## Material provided
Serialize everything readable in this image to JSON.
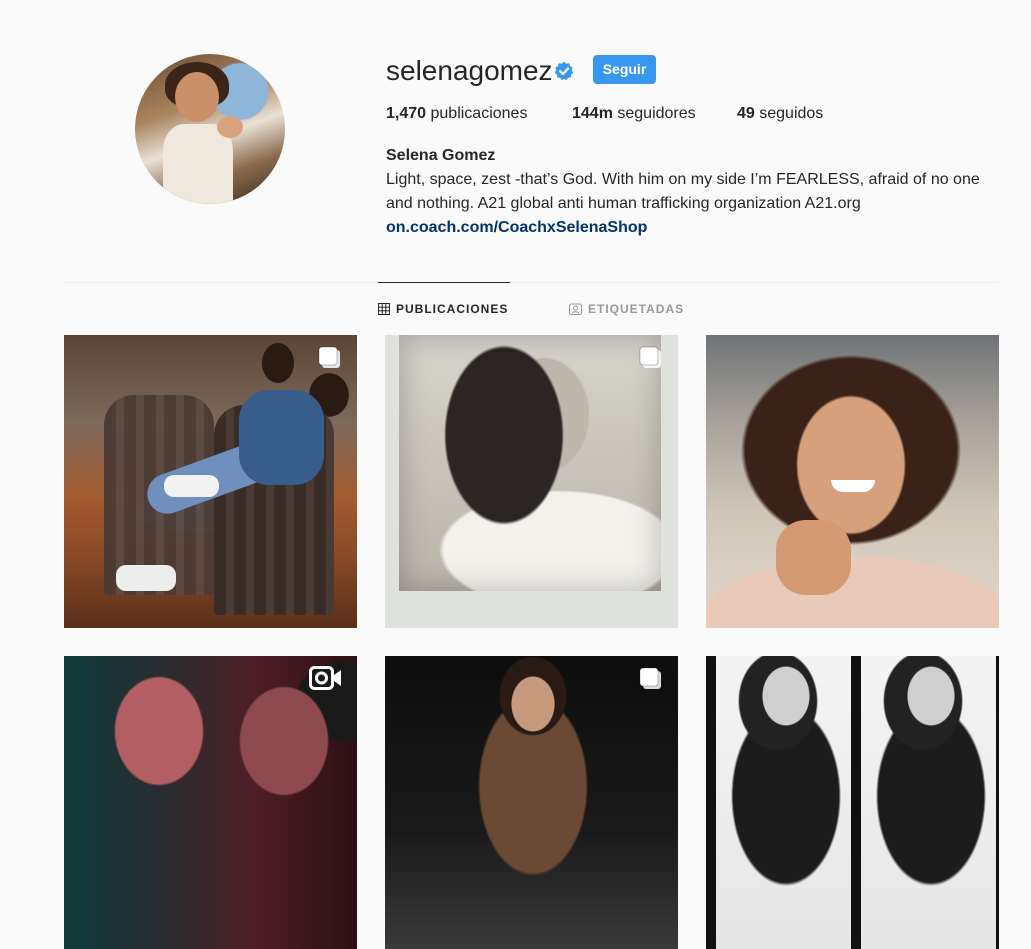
{
  "profile": {
    "username": "selenagomez",
    "follow_label": "Seguir",
    "stats": {
      "posts_count": "1,470",
      "posts_label": "publicaciones",
      "followers_count": "144m",
      "followers_label": "seguidores",
      "following_count": "49",
      "following_label": "seguidos"
    },
    "full_name": "Selena Gomez",
    "bio": "Light, space, zest -that’s God. With him on my side I’m FEARLESS, afraid of no one and nothing. A21 global anti human trafficking organization A21.org",
    "link": "on.coach.com/CoachxSelenaShop"
  },
  "tabs": [
    {
      "label": "PUBLICACIONES",
      "icon": "grid-icon",
      "active": true
    },
    {
      "label": "ETIQUETADAS",
      "icon": "tagged-user-icon",
      "active": false
    }
  ],
  "posts": [
    {
      "type": "carousel",
      "icon": "carousel-icon"
    },
    {
      "type": "carousel",
      "icon": "carousel-icon"
    },
    {
      "type": "photo"
    },
    {
      "type": "video",
      "icon": "video-icon"
    },
    {
      "type": "carousel",
      "icon": "carousel-icon"
    },
    {
      "type": "photo"
    }
  ],
  "colors": {
    "follow_button": "#3897f0",
    "verified_badge": "#3897f0",
    "link": "#003569",
    "background": "#fafafa"
  }
}
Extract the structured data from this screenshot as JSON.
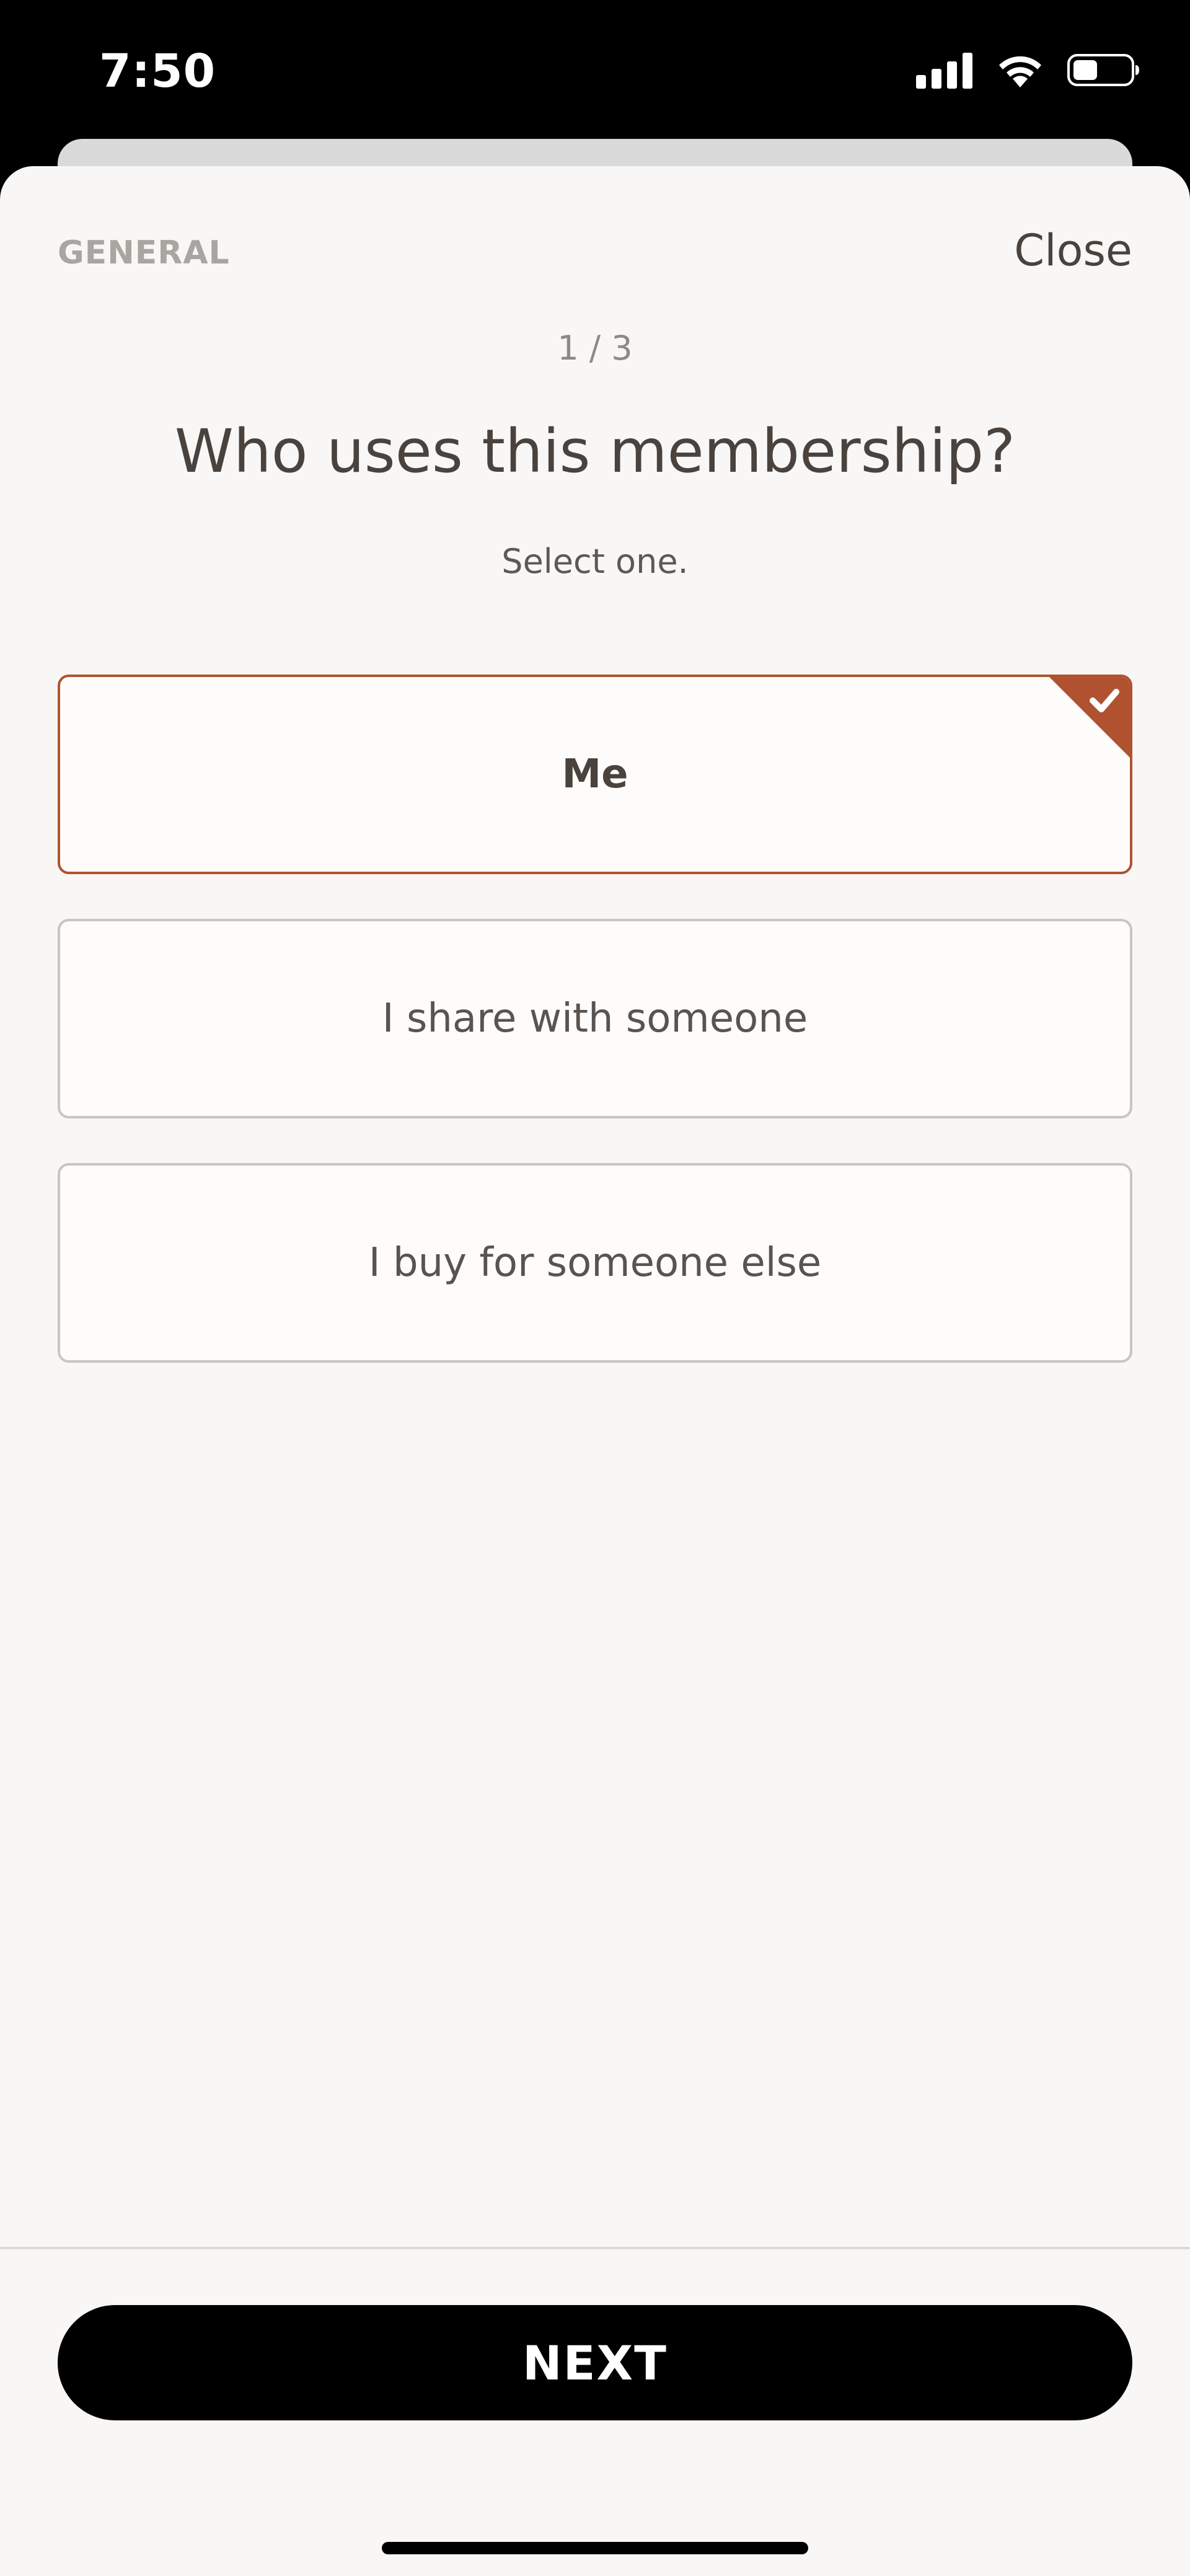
{
  "status_bar": {
    "time": "7:50",
    "icons": [
      "cellular-signal-icon",
      "wifi-icon",
      "battery-icon"
    ]
  },
  "header": {
    "section_label": "GENERAL",
    "close_label": "Close"
  },
  "step": {
    "counter": "1 / 3"
  },
  "question": {
    "title": "Who uses this membership?",
    "instruction": "Select one."
  },
  "options": [
    {
      "label": "Me",
      "selected": true
    },
    {
      "label": "I share with someone",
      "selected": false
    },
    {
      "label": "I buy for someone else",
      "selected": false
    }
  ],
  "footer": {
    "next_label": "NEXT"
  },
  "colors": {
    "accent": "#b0522f",
    "text_primary": "#4a423d",
    "background": "#f8f7f5",
    "button": "#000000"
  }
}
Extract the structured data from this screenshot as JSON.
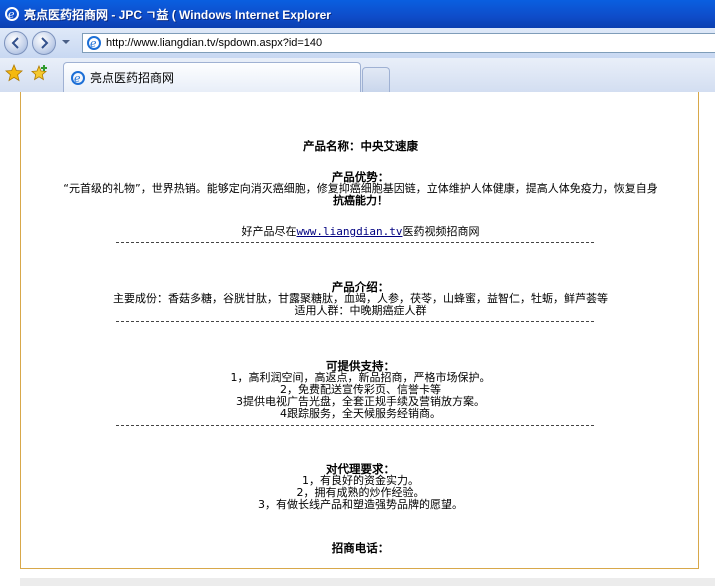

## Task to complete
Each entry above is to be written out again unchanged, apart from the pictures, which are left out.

## Exercise solution
Serialize everything readable in this image to JSON.
{
  "profile": {
    "username": "selenagomez",
    "follow_label": "Seguir",
    "stats": {
      "posts_count": "1,470",
      "posts_label": "publicaciones",
      "followers_count": "144m",
      "followers_label": "seguidores",
      "following_count": "49",
      "following_label": "seguidos"
    },
    "full_name": "Selena Gomez",
    "bio": "Light, space, zest -that’s God. With him on my side I’m FEARLESS, afraid of no one and nothing. A21 global anti human trafficking organization A21.org",
    "link": "on.coach.com/CoachxSelenaShop"
  },
  "tabs": [
    {
      "label": "PUBLICACIONES",
      "icon": "grid-icon",
      "active": true
    },
    {
      "label": "ETIQUETADAS",
      "icon": "tagged-user-icon",
      "active": false
    }
  ],
  "posts": [
    {
      "type": "carousel",
      "icon": "carousel-icon"
    },
    {
      "type": "carousel",
      "icon": "carousel-icon"
    },
    {
      "type": "photo"
    },
    {
      "type": "video",
      "icon": "video-icon"
    },
    {
      "type": "carousel",
      "icon": "carousel-icon"
    },
    {
      "type": "photo"
    }
  ],
  "colors": {
    "follow_button": "#3897f0",
    "verified_badge": "#3897f0",
    "link": "#003569",
    "background": "#fafafa"
  }
}
Extract the structured data from this screenshot as JSON.
{
  "status_bar": {
    "time": "7:50",
    "icons": [
      "cellular-signal-icon",
      "wifi-icon",
      "battery-icon"
    ]
  },
  "header": {
    "section_label": "GENERAL",
    "close_label": "Close"
  },
  "step": {
    "counter": "1 / 3"
  },
  "question": {
    "title": "Who uses this membership?",
    "instruction": "Select one."
  },
  "options": [
    {
      "label": "Me",
      "selected": true
    },
    {
      "label": "I share with someone",
      "selected": false
    },
    {
      "label": "I buy for someone else",
      "selected": false
    }
  ],
  "footer": {
    "next_label": "NEXT"
  },
  "colors": {
    "accent": "#b0522f",
    "text_primary": "#4a423d",
    "background": "#f8f7f5",
    "button": "#000000"
  }
}
Extract the structured data from this screenshot as JSON.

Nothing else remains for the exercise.